App and web page records:

---------------

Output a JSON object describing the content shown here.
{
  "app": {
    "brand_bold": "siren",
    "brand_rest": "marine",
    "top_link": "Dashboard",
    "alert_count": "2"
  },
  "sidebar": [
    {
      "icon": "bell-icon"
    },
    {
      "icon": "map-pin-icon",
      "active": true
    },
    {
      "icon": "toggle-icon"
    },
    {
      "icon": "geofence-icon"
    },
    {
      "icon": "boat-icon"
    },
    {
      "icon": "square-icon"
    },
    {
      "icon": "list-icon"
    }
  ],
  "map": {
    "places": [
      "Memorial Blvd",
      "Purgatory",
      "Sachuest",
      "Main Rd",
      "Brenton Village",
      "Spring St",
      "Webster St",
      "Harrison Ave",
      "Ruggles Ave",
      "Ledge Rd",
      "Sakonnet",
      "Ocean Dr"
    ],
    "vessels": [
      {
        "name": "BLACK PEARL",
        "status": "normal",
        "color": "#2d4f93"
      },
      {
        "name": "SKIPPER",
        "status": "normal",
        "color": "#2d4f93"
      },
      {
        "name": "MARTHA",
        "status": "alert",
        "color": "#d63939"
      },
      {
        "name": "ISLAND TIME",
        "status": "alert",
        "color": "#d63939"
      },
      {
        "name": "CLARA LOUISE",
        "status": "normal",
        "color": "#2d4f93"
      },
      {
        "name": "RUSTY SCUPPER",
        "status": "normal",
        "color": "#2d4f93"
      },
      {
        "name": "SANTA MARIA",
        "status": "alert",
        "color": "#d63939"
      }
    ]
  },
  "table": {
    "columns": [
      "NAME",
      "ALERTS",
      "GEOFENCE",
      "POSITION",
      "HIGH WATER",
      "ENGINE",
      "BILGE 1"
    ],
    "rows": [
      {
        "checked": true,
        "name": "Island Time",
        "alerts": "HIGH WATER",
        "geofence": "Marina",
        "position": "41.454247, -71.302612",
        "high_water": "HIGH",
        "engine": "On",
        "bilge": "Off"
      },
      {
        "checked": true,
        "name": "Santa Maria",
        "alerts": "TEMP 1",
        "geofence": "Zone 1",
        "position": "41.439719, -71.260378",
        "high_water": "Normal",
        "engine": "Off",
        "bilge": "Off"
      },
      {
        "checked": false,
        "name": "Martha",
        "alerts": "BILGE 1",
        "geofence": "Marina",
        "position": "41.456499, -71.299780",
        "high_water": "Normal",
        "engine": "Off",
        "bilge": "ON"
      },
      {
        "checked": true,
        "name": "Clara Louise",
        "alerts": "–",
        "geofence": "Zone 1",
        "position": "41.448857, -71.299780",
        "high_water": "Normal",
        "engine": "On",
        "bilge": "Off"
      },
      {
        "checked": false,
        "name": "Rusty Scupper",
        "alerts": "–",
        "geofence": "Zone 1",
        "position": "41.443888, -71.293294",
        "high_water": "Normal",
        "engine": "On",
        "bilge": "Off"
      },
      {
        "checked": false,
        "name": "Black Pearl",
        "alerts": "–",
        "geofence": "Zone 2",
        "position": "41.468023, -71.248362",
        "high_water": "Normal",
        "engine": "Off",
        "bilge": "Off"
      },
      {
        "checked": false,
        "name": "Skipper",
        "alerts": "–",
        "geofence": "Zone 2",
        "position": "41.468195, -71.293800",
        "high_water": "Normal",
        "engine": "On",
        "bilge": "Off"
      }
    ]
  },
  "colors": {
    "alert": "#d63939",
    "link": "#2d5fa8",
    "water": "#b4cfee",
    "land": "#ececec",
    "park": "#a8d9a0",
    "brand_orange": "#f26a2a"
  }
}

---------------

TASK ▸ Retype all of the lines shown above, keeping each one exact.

TASK OUTPUT ▸
Output a JSON object describing the content shown here.
{
  "app": {
    "brand_bold": "siren",
    "brand_rest": "marine",
    "top_link": "Dashboard",
    "alert_count": "2"
  },
  "sidebar": [
    {
      "icon": "bell-icon"
    },
    {
      "icon": "map-pin-icon",
      "active": true
    },
    {
      "icon": "toggle-icon"
    },
    {
      "icon": "geofence-icon"
    },
    {
      "icon": "boat-icon"
    },
    {
      "icon": "square-icon"
    },
    {
      "icon": "list-icon"
    }
  ],
  "map": {
    "places": [
      "Memorial Blvd",
      "Purgatory",
      "Sachuest",
      "Main Rd",
      "Brenton Village",
      "Spring St",
      "Webster St",
      "Harrison Ave",
      "Ruggles Ave",
      "Ledge Rd",
      "Sakonnet",
      "Ocean Dr"
    ],
    "vessels": [
      {
        "name": "BLACK PEARL",
        "status": "normal",
        "color": "#2d4f93"
      },
      {
        "name": "SKIPPER",
        "status": "normal",
        "color": "#2d4f93"
      },
      {
        "name": "MARTHA",
        "status": "alert",
        "color": "#d63939"
      },
      {
        "name": "ISLAND TIME",
        "status": "alert",
        "color": "#d63939"
      },
      {
        "name": "CLARA LOUISE",
        "status": "normal",
        "color": "#2d4f93"
      },
      {
        "name": "RUSTY SCUPPER",
        "status": "normal",
        "color": "#2d4f93"
      },
      {
        "name": "SANTA MARIA",
        "status": "alert",
        "color": "#d63939"
      }
    ]
  },
  "table": {
    "columns": [
      "NAME",
      "ALERTS",
      "GEOFENCE",
      "POSITION",
      "HIGH WATER",
      "ENGINE",
      "BILGE 1"
    ],
    "rows": [
      {
        "checked": true,
        "name": "Island Time",
        "alerts": "HIGH WATER",
        "geofence": "Marina",
        "position": "41.454247, -71.302612",
        "high_water": "HIGH",
        "engine": "On",
        "bilge": "Off"
      },
      {
        "checked": true,
        "name": "Santa Maria",
        "alerts": "TEMP 1",
        "geofence": "Zone 1",
        "position": "41.439719, -71.260378",
        "high_water": "Normal",
        "engine": "Off",
        "bilge": "Off"
      },
      {
        "checked": false,
        "name": "Martha",
        "alerts": "BILGE 1",
        "geofence": "Marina",
        "position": "41.456499, -71.299780",
        "high_water": "Normal",
        "engine": "Off",
        "bilge": "ON"
      },
      {
        "checked": true,
        "name": "Clara Louise",
        "alerts": "–",
        "geofence": "Zone 1",
        "position": "41.448857, -71.299780",
        "high_water": "Normal",
        "engine": "On",
        "bilge": "Off"
      },
      {
        "checked": false,
        "name": "Rusty Scupper",
        "alerts": "–",
        "geofence": "Zone 1",
        "position": "41.443888, -71.293294",
        "high_water": "Normal",
        "engine": "On",
        "bilge": "Off"
      },
      {
        "checked": false,
        "name": "Black Pearl",
        "alerts": "–",
        "geofence": "Zone 2",
        "position": "41.468023, -71.248362",
        "high_water": "Normal",
        "engine": "Off",
        "bilge": "Off"
      },
      {
        "checked": false,
        "name": "Skipper",
        "alerts": "–",
        "geofence": "Zone 2",
        "position": "41.468195, -71.293800",
        "high_water": "Normal",
        "engine": "On",
        "bilge": "Off"
      }
    ]
  },
  "colors": {
    "alert": "#d63939",
    "link": "#2d5fa8",
    "water": "#b4cfee",
    "land": "#ececec",
    "park": "#a8d9a0",
    "brand_orange": "#f26a2a"
  }
}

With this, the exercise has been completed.